What is required:
Your answer should consist of every line from the records that holds the string "Tout".

Data records for software interfaces:

════

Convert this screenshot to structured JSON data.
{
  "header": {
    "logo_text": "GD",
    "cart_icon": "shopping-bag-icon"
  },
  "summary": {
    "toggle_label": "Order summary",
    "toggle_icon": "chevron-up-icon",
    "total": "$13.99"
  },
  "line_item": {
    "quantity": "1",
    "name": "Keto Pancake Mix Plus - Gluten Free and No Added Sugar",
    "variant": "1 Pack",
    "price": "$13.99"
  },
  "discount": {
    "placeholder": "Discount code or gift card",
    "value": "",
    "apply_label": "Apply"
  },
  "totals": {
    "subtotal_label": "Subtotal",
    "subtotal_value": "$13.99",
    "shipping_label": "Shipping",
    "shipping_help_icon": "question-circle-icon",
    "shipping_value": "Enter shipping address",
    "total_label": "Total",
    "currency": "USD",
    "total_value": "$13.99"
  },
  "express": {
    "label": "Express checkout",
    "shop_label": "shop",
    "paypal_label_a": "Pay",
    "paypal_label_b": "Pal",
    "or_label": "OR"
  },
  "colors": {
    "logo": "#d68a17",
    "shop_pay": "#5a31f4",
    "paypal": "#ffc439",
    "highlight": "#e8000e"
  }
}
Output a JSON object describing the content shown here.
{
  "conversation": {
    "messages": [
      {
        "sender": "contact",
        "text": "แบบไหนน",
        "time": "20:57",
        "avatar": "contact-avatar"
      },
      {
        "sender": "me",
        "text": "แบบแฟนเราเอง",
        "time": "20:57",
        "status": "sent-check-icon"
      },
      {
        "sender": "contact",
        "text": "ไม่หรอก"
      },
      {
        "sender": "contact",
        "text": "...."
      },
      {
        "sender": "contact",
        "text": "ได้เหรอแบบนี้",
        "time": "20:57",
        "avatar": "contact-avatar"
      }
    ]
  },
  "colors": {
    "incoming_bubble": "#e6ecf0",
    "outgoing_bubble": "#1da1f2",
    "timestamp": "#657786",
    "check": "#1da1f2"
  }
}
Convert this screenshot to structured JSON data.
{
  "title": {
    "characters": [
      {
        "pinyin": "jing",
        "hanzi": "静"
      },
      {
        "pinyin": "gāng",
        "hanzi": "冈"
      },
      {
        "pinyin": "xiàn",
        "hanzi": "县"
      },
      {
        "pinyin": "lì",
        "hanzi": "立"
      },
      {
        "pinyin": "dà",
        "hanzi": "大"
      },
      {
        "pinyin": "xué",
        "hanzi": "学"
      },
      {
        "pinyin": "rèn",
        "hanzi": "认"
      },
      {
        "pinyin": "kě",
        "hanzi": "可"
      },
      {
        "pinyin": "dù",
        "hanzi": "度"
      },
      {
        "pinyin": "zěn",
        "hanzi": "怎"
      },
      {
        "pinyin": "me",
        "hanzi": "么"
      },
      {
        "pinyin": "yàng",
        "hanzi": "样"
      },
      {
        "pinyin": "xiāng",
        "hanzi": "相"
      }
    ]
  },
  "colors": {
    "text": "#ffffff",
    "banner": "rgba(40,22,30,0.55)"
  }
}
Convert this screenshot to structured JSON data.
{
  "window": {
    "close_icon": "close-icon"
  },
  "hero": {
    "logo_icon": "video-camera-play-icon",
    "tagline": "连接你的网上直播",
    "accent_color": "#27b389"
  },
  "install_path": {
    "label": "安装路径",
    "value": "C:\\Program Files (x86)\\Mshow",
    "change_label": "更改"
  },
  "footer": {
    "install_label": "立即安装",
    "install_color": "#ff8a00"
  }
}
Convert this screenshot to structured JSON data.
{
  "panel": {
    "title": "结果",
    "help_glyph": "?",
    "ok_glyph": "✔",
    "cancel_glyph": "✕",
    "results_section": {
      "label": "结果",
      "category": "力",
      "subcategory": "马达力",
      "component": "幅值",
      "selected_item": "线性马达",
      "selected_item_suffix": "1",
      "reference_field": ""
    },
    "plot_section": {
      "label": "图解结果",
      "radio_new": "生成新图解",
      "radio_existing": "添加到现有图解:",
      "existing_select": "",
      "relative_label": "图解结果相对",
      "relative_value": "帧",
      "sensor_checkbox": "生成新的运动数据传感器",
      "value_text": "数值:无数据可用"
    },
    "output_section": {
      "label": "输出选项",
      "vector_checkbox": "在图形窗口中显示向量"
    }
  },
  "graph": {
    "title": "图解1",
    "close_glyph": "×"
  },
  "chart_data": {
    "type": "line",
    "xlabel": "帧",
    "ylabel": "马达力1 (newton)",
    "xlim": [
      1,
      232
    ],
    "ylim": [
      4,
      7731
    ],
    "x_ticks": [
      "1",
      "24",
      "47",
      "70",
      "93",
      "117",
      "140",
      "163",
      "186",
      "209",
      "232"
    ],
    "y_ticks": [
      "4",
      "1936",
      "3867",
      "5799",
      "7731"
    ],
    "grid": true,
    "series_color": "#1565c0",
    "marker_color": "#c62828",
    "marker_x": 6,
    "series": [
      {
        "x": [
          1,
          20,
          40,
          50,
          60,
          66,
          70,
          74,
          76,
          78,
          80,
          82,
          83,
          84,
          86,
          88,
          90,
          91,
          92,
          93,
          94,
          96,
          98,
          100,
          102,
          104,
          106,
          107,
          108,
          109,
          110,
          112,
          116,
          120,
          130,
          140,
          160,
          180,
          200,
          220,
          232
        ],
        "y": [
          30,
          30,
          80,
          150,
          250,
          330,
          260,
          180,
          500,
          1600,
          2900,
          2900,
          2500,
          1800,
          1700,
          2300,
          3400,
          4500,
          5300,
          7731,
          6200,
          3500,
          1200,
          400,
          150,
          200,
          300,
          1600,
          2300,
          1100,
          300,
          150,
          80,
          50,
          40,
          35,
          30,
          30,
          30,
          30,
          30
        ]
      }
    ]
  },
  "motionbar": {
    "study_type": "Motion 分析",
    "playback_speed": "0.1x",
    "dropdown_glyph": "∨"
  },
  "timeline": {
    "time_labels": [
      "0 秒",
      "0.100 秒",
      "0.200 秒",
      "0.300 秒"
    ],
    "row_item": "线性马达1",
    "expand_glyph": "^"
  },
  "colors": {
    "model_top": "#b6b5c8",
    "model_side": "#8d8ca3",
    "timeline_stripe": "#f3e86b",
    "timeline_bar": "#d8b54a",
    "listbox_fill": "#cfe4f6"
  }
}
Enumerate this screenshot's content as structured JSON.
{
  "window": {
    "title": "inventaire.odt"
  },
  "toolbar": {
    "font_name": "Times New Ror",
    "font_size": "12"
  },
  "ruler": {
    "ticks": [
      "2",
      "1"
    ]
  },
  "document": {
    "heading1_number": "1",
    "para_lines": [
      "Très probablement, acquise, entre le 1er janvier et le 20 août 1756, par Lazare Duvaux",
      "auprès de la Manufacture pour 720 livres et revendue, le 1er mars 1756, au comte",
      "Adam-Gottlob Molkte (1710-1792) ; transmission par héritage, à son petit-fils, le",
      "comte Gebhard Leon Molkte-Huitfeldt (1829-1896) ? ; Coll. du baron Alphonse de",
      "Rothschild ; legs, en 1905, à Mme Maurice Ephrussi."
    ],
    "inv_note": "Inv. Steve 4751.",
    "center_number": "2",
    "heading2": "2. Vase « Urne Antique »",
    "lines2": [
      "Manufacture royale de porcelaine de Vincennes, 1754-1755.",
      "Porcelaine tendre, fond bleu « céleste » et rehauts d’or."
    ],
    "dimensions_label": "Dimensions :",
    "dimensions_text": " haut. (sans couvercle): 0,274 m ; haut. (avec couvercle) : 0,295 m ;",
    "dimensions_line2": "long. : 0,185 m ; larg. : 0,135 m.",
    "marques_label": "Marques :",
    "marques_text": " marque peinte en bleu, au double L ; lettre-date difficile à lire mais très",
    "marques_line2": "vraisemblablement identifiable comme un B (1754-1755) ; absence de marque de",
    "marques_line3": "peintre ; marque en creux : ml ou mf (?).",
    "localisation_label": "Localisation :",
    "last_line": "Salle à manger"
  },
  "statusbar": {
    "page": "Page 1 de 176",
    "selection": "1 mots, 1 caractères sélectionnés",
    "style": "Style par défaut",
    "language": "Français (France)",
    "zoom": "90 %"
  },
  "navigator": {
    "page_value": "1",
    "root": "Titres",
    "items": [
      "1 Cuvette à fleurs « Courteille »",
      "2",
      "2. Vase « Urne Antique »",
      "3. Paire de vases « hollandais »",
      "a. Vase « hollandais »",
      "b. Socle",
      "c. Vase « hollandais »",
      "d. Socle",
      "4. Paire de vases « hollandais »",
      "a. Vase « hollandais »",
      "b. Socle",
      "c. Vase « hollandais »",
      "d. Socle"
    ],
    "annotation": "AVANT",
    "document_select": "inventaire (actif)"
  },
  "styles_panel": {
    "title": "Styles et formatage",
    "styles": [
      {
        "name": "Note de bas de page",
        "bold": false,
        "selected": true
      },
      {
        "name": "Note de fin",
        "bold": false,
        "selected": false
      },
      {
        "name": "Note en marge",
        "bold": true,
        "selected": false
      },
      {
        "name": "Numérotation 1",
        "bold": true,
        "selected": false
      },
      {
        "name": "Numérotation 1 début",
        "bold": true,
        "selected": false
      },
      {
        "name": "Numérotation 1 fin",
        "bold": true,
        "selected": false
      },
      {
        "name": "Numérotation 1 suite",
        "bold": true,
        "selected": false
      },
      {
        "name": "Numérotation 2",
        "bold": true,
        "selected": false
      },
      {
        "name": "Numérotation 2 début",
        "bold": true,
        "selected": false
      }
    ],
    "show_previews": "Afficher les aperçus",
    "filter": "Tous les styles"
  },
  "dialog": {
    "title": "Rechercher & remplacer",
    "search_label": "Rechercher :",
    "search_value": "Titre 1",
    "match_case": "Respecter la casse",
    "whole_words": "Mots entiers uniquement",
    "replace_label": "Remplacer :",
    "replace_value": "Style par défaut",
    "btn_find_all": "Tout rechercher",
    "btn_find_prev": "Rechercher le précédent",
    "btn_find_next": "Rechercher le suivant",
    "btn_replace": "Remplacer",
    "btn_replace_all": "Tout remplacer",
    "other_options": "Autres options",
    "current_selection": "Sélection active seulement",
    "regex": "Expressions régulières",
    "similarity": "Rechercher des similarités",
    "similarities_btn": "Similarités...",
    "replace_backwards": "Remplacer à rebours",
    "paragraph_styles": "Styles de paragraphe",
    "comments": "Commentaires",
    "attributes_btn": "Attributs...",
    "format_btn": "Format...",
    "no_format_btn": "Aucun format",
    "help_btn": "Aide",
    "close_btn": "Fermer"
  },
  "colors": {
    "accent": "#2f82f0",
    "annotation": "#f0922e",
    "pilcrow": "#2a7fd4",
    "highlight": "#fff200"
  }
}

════

Expected output:
    "btn_find_all": "Tout rechercher",
    "btn_replace_all": "Tout remplacer",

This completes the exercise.